‘You want to treat him kindly but that isn’t kindness, it’s delayed suffering,’ McConnachie adds.

So be very clear, you’ve been saying no to sex, to sharing a room and to sharing a life and he isn’t hearing you.

‘When we say no and it isn’t heard we tend to repeat ourselves,’ says Dr Angharad Rudkin. ‘But you now need to find a different way of telling him that it’s over and for this to be effective, letting him down gently won’t be possible. You need to be very clear and firm about your decision.’

Compromises, such as living together, aren’t going to help, says Rupert Smith.

‘If you stay under the same roof, you’re both sending and receiving very mixed messages,’ he says. ‘If you really want to go it alone, untie yourself from co-dependency and bite the bullet.’

Leaving now might feel like it’s creating more sadness but try to trust the process.
‘Holding on to someone because you fear letting them go or hurting them is disrespectful and unhelpful,’ says Rudkin.

Compromises, such as living together, aren’t going to help (Picture: Ella Byworth for Metro.co.uk)

While it’s wise to be careful about finances, we suspect you will be forced to choose between your financial and emotional health if you continue sharing a home.

‘It’s very difficult to tell someone you no longer want to be with them, only to share a bathroom and meet them in the kitchen every morning,’ says Rudkin. ‘You must make it a priority to move out, even if it means moving in with family or friends temporarily.’

So is there a plan you can make? Have you confided in friends, family and possibly a counsellor to keep you focused on the issues that really matter?

‘Because you can plan to separate as much as you like,’ says McConnachie. ‘But until you actually separate, you won’t be free.’

The experts:

  • James McConnachie is the author of Sex (Rough Guides)
  • Dr Angharad Rudkin is a clinical psychologist
  • Rupert Smith is the author of Interlude (Turnaround)

Would you have given different advice?
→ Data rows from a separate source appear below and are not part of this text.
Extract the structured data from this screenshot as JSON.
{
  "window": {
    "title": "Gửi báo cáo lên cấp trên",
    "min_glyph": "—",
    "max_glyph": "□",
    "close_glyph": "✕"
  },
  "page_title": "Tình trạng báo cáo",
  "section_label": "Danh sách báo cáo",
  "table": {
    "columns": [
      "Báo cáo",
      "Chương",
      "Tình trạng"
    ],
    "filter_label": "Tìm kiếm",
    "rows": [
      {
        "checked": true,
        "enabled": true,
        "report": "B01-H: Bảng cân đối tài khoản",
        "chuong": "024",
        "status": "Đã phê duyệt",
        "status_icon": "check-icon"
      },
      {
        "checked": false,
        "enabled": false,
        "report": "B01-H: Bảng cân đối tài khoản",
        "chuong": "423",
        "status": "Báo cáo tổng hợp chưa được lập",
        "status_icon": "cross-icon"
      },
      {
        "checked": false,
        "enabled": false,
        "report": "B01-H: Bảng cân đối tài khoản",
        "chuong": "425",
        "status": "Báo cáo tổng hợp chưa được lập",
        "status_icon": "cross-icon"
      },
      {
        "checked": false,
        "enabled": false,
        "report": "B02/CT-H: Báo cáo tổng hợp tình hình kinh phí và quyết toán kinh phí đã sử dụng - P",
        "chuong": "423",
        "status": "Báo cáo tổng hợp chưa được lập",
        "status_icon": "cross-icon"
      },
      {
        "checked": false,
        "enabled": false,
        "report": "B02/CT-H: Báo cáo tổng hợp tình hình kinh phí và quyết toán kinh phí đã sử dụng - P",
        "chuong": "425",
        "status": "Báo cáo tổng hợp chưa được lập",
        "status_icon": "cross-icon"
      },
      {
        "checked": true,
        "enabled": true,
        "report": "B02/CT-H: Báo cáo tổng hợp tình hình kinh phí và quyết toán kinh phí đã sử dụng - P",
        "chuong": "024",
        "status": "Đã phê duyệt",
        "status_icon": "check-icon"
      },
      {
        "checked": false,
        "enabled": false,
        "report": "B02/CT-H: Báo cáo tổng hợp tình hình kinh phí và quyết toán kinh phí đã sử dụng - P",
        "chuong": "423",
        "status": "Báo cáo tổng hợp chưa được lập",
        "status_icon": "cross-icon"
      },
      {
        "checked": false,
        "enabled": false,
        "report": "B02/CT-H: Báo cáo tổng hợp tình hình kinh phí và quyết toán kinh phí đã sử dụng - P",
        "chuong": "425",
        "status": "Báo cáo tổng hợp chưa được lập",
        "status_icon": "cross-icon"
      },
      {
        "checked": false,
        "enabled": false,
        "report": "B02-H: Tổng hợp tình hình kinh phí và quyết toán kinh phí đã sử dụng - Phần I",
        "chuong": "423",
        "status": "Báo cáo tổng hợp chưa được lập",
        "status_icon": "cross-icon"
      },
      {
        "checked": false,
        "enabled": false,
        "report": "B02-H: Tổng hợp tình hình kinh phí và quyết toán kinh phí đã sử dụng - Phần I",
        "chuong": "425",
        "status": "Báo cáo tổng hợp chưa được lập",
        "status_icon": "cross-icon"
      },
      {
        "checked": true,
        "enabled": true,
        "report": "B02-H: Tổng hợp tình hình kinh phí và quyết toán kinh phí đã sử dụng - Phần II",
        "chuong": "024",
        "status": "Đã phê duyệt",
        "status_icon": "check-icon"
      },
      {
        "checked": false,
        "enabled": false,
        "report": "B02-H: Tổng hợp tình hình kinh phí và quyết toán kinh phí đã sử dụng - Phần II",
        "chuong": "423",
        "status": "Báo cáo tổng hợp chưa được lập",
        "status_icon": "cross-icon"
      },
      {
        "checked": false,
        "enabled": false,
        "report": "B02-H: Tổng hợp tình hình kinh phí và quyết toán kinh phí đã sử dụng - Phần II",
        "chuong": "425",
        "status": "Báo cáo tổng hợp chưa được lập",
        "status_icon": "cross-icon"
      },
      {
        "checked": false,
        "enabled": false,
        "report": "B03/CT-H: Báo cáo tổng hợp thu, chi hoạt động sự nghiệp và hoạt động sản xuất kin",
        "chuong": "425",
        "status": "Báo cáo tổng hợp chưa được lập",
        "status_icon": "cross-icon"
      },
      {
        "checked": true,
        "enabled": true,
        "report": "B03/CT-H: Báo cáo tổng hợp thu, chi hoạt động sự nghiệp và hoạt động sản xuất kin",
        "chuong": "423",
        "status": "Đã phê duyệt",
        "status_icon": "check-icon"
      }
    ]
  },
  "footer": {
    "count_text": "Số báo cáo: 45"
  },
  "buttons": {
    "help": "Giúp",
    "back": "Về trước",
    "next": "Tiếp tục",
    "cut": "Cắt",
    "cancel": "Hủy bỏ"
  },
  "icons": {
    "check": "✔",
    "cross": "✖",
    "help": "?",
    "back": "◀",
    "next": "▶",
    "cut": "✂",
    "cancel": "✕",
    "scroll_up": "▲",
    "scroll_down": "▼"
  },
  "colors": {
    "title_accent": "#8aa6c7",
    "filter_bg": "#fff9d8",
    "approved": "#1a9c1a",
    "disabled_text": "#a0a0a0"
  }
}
Let us know in the comments section below.

Got a sex and relationship dilemma?

Email it to Lisa.Scott@metro.co.uk.

MORE: ‘I’m jealous of my boyfriend’s trips away with his close friend’

MORE: ‘She slept with someone else – how do I trust her again?’

MORE: ‘My partner is married, will he ever be all mine?’





READ SOURCE

READ  Can you really cook asparagus in a toaster?

Leave a Reply